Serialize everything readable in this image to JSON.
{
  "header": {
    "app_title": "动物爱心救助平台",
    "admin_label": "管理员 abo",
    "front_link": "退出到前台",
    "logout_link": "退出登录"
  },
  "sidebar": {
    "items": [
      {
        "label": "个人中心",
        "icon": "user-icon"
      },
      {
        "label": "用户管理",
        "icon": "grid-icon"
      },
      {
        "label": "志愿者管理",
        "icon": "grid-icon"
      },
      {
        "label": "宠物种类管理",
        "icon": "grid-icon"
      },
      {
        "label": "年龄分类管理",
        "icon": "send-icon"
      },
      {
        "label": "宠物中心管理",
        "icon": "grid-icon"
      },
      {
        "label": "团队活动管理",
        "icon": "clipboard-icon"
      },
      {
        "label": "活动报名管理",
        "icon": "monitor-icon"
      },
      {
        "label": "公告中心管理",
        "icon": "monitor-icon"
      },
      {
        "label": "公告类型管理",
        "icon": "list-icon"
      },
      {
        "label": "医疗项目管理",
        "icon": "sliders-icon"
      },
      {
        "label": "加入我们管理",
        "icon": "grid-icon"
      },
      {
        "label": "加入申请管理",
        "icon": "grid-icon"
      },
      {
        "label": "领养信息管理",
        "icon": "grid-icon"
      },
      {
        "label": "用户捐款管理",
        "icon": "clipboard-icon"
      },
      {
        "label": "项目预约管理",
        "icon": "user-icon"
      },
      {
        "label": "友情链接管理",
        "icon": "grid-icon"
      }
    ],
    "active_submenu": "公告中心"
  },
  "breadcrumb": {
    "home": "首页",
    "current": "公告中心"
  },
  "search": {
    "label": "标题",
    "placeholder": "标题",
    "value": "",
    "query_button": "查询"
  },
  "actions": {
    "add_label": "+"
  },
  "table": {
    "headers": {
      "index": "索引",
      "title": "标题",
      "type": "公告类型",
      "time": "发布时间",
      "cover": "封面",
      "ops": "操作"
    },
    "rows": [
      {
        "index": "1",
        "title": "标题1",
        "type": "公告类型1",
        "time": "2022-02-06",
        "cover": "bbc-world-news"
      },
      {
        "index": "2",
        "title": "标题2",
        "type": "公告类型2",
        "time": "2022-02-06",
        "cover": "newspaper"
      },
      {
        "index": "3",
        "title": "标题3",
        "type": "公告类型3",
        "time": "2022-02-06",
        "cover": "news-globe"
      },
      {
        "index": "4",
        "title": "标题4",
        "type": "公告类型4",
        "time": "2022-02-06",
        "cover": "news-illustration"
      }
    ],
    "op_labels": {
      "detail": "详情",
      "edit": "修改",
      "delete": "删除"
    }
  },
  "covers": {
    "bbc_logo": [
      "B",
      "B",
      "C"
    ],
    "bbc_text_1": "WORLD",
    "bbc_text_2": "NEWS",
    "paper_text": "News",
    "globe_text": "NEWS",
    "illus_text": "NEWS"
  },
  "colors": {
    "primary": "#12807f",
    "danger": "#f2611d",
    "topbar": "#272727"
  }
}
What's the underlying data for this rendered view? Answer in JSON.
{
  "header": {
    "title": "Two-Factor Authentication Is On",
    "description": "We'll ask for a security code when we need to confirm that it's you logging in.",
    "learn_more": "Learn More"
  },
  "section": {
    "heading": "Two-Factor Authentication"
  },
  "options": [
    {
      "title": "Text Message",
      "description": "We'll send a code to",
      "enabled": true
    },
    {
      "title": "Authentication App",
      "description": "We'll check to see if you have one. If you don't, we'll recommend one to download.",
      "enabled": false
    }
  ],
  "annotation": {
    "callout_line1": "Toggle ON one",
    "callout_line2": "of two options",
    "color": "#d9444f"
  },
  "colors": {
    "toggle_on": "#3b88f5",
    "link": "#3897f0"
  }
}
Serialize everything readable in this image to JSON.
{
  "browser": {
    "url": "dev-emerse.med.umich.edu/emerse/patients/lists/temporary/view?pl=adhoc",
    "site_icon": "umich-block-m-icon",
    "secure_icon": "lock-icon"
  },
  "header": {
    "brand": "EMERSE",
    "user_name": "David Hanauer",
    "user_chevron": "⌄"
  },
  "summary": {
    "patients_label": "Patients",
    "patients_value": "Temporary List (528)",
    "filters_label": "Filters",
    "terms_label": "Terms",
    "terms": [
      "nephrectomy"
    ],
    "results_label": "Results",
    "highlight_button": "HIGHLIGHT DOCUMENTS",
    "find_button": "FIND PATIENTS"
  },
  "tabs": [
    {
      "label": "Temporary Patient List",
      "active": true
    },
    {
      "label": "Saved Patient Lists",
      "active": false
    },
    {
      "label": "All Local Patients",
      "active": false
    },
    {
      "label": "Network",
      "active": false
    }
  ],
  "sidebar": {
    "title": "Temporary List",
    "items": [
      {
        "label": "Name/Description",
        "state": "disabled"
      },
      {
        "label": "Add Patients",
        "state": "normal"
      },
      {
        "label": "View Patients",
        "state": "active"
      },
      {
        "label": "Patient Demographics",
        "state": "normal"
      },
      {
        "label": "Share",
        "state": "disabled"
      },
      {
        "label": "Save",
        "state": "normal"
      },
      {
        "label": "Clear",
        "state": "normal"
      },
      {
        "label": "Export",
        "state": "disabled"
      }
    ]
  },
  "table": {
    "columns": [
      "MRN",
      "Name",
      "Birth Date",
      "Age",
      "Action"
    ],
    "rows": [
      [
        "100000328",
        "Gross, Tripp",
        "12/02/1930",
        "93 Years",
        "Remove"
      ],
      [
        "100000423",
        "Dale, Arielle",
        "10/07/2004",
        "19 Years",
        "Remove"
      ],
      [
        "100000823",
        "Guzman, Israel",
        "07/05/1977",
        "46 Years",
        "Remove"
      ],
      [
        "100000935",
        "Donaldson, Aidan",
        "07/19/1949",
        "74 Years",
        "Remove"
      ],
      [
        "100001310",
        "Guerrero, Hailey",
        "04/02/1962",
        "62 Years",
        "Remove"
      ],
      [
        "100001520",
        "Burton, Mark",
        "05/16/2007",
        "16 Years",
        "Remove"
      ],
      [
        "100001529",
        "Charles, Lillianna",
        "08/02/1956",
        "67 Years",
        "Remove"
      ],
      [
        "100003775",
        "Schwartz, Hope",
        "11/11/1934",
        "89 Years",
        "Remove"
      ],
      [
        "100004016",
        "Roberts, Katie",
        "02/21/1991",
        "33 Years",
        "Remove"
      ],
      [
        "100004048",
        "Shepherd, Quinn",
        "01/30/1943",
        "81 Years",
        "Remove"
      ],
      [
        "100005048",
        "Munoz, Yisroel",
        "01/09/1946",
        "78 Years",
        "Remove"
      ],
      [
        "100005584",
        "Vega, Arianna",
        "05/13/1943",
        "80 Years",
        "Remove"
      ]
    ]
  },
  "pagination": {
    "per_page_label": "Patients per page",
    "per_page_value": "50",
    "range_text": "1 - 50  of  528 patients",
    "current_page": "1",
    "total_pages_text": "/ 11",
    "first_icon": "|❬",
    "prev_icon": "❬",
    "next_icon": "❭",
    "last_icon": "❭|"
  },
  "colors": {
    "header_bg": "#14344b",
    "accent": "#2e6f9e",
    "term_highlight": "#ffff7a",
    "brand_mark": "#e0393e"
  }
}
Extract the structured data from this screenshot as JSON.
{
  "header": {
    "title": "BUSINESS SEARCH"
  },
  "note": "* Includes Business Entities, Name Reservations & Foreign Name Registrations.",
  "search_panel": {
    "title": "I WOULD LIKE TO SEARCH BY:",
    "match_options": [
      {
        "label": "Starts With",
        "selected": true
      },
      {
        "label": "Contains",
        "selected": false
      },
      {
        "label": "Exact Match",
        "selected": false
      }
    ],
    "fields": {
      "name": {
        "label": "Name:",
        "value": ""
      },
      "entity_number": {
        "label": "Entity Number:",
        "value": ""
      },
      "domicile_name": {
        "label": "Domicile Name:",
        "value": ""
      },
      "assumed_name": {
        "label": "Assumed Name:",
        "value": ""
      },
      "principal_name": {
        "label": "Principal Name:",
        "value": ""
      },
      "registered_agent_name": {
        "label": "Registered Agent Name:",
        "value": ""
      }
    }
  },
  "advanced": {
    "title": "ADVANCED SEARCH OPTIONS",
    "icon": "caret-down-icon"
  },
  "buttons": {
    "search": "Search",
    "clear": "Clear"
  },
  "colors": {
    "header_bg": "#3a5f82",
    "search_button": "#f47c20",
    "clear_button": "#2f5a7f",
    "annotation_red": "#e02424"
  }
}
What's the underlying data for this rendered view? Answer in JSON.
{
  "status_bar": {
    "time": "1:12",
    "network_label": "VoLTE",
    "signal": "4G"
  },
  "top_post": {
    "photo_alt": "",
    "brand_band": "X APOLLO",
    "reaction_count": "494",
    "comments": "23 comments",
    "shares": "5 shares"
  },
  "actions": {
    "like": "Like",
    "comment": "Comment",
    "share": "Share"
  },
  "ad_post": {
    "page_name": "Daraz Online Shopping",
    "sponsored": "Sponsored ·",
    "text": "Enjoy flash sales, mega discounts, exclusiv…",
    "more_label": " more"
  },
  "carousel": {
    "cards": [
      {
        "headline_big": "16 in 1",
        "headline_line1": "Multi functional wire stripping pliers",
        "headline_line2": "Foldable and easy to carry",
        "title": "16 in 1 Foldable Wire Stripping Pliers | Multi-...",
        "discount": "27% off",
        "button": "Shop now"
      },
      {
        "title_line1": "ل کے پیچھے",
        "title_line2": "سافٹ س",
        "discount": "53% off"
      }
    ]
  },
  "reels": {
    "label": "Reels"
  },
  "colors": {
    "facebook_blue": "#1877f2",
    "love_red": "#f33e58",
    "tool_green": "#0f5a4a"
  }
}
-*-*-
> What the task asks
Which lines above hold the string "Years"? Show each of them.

> Response area
        "93 Years",
        "19 Years",
        "46 Years",
        "74 Years",
        "62 Years",
        "16 Years",
        "67 Years",
        "89 Years",
        "33 Years",
        "81 Years",
        "78 Years",
        "80 Years",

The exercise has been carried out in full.